→ **Assigned task**: Whatever appears in the records should be given again exactly, down to the last mark.

→ **Available records**:
---------------

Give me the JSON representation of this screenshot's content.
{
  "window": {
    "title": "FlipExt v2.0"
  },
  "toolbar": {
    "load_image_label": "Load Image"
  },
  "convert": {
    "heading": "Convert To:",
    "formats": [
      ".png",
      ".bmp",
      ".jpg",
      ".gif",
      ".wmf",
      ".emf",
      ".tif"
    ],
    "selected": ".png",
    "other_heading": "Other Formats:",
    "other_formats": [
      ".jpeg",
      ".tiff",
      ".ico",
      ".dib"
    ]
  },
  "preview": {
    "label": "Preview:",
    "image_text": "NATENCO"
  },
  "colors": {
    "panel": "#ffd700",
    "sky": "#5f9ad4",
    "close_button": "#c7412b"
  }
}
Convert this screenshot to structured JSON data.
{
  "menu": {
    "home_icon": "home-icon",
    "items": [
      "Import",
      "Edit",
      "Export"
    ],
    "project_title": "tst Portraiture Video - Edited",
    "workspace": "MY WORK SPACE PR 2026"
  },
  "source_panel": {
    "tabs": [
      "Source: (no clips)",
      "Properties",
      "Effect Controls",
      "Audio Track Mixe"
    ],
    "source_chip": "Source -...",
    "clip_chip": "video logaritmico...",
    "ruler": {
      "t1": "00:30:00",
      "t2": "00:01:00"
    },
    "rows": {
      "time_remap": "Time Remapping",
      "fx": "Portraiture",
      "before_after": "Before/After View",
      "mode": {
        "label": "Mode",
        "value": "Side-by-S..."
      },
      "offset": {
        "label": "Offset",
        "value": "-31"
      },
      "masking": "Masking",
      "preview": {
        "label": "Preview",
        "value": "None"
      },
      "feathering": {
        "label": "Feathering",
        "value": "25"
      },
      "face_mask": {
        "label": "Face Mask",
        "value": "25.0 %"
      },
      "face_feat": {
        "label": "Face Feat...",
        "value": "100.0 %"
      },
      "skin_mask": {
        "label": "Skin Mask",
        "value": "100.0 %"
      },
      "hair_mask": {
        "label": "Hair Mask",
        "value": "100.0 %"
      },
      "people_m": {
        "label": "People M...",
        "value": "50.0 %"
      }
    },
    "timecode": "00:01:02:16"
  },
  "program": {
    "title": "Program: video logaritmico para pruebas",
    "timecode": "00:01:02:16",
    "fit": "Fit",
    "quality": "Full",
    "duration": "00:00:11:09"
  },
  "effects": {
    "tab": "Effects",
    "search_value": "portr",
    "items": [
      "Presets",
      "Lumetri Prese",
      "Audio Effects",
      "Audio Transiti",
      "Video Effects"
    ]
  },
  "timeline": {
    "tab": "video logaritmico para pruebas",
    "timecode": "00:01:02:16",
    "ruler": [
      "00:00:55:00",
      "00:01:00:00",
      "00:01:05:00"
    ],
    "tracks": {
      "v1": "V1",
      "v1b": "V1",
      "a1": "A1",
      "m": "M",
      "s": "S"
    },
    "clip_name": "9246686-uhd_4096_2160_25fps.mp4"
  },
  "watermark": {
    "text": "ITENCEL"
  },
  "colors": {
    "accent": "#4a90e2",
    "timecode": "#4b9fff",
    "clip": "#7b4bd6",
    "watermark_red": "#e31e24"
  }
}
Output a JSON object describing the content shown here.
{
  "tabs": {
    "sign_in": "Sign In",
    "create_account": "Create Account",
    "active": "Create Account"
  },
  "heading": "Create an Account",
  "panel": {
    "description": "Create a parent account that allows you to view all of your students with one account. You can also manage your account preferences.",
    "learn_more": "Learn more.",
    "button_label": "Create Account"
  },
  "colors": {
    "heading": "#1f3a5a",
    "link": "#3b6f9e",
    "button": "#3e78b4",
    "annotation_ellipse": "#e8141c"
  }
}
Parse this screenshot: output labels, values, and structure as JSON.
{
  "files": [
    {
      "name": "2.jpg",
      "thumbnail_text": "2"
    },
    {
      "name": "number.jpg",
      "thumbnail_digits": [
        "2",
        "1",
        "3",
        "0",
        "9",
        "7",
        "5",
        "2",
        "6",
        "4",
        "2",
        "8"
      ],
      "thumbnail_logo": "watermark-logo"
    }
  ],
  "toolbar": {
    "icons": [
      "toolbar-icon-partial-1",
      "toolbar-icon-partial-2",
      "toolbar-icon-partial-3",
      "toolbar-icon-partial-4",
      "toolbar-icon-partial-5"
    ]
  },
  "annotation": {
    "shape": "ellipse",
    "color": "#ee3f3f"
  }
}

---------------

→ **Answer to the problem**:
Give me the JSON representation of this screenshot's content.
{
  "window": {
    "title": "FlipExt v2.0"
  },
  "toolbar": {
    "load_image_label": "Load Image"
  },
  "convert": {
    "heading": "Convert To:",
    "formats": [
      ".png",
      ".bmp",
      ".jpg",
      ".gif",
      ".wmf",
      ".emf",
      ".tif"
    ],
    "selected": ".png",
    "other_heading": "Other Formats:",
    "other_formats": [
      ".jpeg",
      ".tiff",
      ".ico",
      ".dib"
    ]
  },
  "preview": {
    "label": "Preview:",
    "image_text": "NATENCO"
  },
  "colors": {
    "panel": "#ffd700",
    "sky": "#5f9ad4",
    "close_button": "#c7412b"
  }
}
Convert this screenshot to structured JSON data.
{
  "menu": {
    "home_icon": "home-icon",
    "items": [
      "Import",
      "Edit",
      "Export"
    ],
    "project_title": "tst Portraiture Video - Edited",
    "workspace": "MY WORK SPACE PR 2026"
  },
  "source_panel": {
    "tabs": [
      "Source: (no clips)",
      "Properties",
      "Effect Controls",
      "Audio Track Mixe"
    ],
    "source_chip": "Source -...",
    "clip_chip": "video logaritmico...",
    "ruler": {
      "t1": "00:30:00",
      "t2": "00:01:00"
    },
    "rows": {
      "time_remap": "Time Remapping",
      "fx": "Portraiture",
      "before_after": "Before/After View",
      "mode": {
        "label": "Mode",
        "value": "Side-by-S..."
      },
      "offset": {
        "label": "Offset",
        "value": "-31"
      },
      "masking": "Masking",
      "preview": {
        "label": "Preview",
        "value": "None"
      },
      "feathering": {
        "label": "Feathering",
        "value": "25"
      },
      "face_mask": {
        "label": "Face Mask",
        "value": "25.0 %"
      },
      "face_feat": {
        "label": "Face Feat...",
        "value": "100.0 %"
      },
      "skin_mask": {
        "label": "Skin Mask",
        "value": "100.0 %"
      },
      "hair_mask": {
        "label": "Hair Mask",
        "value": "100.0 %"
      },
      "people_m": {
        "label": "People M...",
        "value": "50.0 %"
      }
    },
    "timecode": "00:01:02:16"
  },
  "program": {
    "title": "Program: video logaritmico para pruebas",
    "timecode": "00:01:02:16",
    "fit": "Fit",
    "quality": "Full",
    "duration": "00:00:11:09"
  },
  "effects": {
    "tab": "Effects",
    "search_value": "portr",
    "items": [
      "Presets",
      "Lumetri Prese",
      "Audio Effects",
      "Audio Transiti",
      "Video Effects"
    ]
  },
  "timeline": {
    "tab": "video logaritmico para pruebas",
    "timecode": "00:01:02:16",
    "ruler": [
      "00:00:55:00",
      "00:01:00:00",
      "00:01:05:00"
    ],
    "tracks": {
      "v1": "V1",
      "v1b": "V1",
      "a1": "A1",
      "m": "M",
      "s": "S"
    },
    "clip_name": "9246686-uhd_4096_2160_25fps.mp4"
  },
  "watermark": {
    "text": "ITENCEL"
  },
  "colors": {
    "accent": "#4a90e2",
    "timecode": "#4b9fff",
    "clip": "#7b4bd6",
    "watermark_red": "#e31e24"
  }
}
Output a JSON object describing the content shown here.
{
  "tabs": {
    "sign_in": "Sign In",
    "create_account": "Create Account",
    "active": "Create Account"
  },
  "heading": "Create an Account",
  "panel": {
    "description": "Create a parent account that allows you to view all of your students with one account. You can also manage your account preferences.",
    "learn_more": "Learn more.",
    "button_label": "Create Account"
  },
  "colors": {
    "heading": "#1f3a5a",
    "link": "#3b6f9e",
    "button": "#3e78b4",
    "annotation_ellipse": "#e8141c"
  }
}
Parse this screenshot: output labels, values, and structure as JSON.
{
  "files": [
    {
      "name": "2.jpg",
      "thumbnail_text": "2"
    },
    {
      "name": "number.jpg",
      "thumbnail_digits": [
        "2",
        "1",
        "3",
        "0",
        "9",
        "7",
        "5",
        "2",
        "6",
        "4",
        "2",
        "8"
      ],
      "thumbnail_logo": "watermark-logo"
    }
  ],
  "toolbar": {
    "icons": [
      "toolbar-icon-partial-1",
      "toolbar-icon-partial-2",
      "toolbar-icon-partial-3",
      "toolbar-icon-partial-4",
      "toolbar-icon-partial-5"
    ]
  },
  "annotation": {
    "shape": "ellipse",
    "color": "#ee3f3f"
  }
}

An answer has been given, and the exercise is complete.